As a father of three girls, all of whom played competitive sports on the high school level, I am supportive of the goals of Title IX. It’s apparent to anyone who remembers what the state of women’s collegiate sports was like in the ’60s and ’70s that some leveling of the playing field was needed.
The devil is in the details, though. There is a present a tension between the requirements of Title IX, the demographics of current college enrollment (most schools have a significant female majority enrolled) and the fact that for most schools, only a handful of college athletic programs are profitable that is often difficult to reconcile without some pain.
James Madison University, which football team won the NCAA’s Division I-AA national championship in 2004, provides an example of what happens when a school makes choices balancing regulatory requirements and budgetary needs. Last year the school, citing several reasons, chose to eliminate ten athletic programs. (Note that the school made cuts in both men’s and women’s athletics.)
Needless to say, there are many who are unhappy about the decision. More specifically, there is resentment over the football program remaining untouched:
Gender-equity advocates argue that applying Title IX’s proportionality prong is a choice, not a necessity. If its application harms male and female athletes, they say, then universities ought to find other ways to comply with the law. The advocates are also frustrated that colleges are using gender-equity law as an excuse for cutbacks they are making for a variety of reasons.
“Title IX is being blamed unfairly for institutional decisions that have to do with priorities and finances,” says Judith M. Sweet, a longtime gender-equity expert and recently retired senior vice president for championships and education services at the National Collegiate Athletic Association. James Madison had other options for achieving compliance, she says.
One alternative would be to rein in spending on big-budget sports like football. For example, rosters that are typically close to 100 — James Madison’s is 99 — could be brought closer to National Football League size, 53.
“It’s called downsizing,” says Mary Jo Kane, director of the Tucker Center for Research on Girls & Women in Sport at the University of Minnesota-Twin Cities. “The money that you would save would go a long way toward supporting other sports.”
Let’s skip the whole notion of a “gender-equity expert” for a minute.

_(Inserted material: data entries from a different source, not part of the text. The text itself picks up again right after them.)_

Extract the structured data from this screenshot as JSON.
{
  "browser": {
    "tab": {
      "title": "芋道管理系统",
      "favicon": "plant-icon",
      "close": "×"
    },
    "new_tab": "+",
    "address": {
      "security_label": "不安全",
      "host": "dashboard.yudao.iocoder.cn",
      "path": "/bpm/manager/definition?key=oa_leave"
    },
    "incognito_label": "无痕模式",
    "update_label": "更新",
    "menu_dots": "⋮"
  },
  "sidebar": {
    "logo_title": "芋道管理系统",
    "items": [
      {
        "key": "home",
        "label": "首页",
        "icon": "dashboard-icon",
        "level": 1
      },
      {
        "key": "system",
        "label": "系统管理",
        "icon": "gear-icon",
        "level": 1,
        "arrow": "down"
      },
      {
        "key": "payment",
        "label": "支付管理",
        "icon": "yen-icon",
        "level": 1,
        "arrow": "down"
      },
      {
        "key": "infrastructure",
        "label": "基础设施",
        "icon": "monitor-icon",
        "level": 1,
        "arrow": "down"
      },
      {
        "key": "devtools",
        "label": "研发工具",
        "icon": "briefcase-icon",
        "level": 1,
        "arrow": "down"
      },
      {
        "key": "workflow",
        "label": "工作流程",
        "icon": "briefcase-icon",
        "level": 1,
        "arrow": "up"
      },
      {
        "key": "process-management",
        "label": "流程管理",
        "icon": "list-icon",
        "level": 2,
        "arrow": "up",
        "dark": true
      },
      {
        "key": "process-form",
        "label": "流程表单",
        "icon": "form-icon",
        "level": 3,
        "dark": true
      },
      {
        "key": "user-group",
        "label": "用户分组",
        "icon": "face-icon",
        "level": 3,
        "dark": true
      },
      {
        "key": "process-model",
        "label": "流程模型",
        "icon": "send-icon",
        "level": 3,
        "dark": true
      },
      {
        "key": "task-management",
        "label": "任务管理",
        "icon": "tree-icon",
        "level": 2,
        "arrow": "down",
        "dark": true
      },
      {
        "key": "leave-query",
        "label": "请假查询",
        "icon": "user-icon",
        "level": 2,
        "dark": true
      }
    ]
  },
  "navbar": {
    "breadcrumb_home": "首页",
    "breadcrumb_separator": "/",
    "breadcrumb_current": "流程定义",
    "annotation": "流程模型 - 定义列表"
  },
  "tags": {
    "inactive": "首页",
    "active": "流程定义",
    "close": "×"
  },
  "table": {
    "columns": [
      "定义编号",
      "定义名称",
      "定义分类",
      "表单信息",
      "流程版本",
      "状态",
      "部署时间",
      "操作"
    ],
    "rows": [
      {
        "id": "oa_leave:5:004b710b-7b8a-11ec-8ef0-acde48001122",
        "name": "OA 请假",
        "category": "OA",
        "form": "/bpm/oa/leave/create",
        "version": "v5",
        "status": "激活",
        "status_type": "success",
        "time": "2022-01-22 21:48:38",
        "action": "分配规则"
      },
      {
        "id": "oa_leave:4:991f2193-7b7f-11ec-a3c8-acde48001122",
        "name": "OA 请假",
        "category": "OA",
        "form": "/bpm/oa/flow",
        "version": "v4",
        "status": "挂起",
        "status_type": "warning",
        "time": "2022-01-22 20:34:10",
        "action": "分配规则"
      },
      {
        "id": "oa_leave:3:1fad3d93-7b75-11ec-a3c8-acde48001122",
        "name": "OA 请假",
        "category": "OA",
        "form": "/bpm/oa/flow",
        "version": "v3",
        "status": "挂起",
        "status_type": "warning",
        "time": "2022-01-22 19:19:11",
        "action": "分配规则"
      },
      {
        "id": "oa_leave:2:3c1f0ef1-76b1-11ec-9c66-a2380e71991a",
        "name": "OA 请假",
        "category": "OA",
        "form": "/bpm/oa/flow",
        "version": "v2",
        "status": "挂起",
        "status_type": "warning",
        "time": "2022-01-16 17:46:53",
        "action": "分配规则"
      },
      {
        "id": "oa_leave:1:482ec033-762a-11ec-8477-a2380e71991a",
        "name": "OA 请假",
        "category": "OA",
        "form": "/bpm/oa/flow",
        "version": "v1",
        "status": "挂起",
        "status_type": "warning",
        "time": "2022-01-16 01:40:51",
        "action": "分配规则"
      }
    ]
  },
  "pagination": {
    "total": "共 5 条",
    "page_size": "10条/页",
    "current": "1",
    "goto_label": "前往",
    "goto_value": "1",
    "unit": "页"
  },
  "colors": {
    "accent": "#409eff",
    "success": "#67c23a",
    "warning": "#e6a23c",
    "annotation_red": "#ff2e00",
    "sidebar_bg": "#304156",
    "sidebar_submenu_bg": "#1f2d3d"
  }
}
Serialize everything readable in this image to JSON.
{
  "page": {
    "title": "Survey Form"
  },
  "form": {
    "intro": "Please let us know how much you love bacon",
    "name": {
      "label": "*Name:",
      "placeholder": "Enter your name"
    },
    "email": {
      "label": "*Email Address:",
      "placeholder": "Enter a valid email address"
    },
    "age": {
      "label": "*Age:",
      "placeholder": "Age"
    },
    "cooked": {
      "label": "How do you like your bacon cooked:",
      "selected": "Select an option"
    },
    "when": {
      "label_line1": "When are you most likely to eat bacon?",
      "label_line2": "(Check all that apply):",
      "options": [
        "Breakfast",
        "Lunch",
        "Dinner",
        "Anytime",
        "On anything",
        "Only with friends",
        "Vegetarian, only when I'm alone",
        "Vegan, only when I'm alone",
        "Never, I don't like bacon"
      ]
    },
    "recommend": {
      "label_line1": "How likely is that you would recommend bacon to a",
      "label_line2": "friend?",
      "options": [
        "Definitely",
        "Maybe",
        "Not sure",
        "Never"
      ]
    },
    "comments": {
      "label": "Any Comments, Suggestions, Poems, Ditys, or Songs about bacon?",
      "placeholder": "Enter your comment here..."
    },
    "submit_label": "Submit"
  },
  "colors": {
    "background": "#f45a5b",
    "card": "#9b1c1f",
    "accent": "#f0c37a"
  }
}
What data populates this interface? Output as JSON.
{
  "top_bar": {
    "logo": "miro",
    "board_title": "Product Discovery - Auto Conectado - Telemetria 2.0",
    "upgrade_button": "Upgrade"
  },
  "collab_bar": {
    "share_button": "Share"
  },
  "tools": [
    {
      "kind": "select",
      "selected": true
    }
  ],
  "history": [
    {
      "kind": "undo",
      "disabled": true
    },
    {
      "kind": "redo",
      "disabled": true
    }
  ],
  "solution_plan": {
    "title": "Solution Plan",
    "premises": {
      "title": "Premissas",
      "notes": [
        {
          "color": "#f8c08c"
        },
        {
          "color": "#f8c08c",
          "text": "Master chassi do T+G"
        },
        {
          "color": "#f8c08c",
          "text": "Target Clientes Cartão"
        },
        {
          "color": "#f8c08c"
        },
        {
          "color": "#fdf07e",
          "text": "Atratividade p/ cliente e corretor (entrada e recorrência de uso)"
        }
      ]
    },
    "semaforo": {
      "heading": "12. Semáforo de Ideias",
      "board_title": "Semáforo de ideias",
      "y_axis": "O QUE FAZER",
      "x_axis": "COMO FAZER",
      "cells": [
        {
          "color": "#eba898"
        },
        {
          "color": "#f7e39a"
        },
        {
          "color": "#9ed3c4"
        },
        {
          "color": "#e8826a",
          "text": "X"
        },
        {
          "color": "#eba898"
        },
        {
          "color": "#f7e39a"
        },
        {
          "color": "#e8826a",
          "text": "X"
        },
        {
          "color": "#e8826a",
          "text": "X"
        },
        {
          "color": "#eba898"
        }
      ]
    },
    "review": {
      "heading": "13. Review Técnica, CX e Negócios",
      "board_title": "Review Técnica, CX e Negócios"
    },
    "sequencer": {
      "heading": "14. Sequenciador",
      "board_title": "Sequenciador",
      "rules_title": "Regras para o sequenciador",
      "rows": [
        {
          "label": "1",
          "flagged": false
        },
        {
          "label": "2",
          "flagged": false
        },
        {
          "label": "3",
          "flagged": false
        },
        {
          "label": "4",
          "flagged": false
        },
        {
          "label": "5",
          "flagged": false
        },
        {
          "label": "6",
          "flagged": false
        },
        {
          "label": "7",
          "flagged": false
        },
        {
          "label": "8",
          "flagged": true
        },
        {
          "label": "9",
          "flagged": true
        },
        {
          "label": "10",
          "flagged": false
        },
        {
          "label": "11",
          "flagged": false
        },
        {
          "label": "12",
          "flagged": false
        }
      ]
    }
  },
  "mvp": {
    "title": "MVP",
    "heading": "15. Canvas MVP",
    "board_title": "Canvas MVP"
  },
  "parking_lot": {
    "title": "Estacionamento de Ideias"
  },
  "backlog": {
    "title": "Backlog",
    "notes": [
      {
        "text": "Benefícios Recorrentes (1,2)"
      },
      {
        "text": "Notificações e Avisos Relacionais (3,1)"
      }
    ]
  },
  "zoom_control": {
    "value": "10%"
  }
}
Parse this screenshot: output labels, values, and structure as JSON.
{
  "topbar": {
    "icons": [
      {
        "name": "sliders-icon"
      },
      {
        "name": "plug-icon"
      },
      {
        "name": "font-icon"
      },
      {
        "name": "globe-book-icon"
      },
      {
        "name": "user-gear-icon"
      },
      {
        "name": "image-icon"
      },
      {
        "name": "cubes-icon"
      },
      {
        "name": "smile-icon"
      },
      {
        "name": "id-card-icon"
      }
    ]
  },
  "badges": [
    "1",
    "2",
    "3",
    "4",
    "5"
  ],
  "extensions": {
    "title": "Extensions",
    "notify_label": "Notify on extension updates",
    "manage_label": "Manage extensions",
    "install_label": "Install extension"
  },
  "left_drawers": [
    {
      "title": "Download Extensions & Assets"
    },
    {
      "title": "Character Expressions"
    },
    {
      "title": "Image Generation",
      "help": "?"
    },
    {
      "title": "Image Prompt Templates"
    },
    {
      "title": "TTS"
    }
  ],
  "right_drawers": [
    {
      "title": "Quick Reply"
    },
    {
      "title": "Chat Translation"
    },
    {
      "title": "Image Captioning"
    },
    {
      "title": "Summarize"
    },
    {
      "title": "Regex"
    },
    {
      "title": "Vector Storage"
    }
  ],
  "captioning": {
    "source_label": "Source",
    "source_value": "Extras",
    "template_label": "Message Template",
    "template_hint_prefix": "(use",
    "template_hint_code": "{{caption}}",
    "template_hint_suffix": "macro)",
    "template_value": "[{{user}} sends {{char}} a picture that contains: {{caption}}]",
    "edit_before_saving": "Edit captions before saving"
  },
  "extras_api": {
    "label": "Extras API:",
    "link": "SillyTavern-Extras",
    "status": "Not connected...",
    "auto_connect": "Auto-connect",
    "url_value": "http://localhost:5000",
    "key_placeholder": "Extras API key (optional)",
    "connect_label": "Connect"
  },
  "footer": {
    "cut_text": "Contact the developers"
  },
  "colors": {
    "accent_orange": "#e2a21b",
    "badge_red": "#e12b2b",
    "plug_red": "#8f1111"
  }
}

The problem here is that for many schools, football makes money:
But football is one of the few college sports that generates significant revenue, and athletics officials are reluctant to trim their rosters. They do not want to disarm their teams unilaterally, and new divisionwide legislation from the NCAA that would cap rosters seems like a long shot. Mr. Bourne says he would not put his football squad, which won the NCAA’s Division I-AA national championship in 2004, at a competitive disadvantage.
I’m not sure there’s a fair solution here. But I suspect that something like this isn’t going to satisfy the disaffected:
Gender-equity advocates worry that cutting men’s and women’s programs, and blocking female club teams from varsity competition, may become an increasingly common strategy for compliance with Title IX.
Lamar Daniel, a consultant who worked with James Madison on its recent decision, knows of at least two institutions where similar moves are likely to be announced within a year.
He, for one, is unapologetic about such changes. “There is no constitutional right to play anything,” he says. “Young people are resilient. They’ll get over it.”
For some reason, I smell a lawsuit…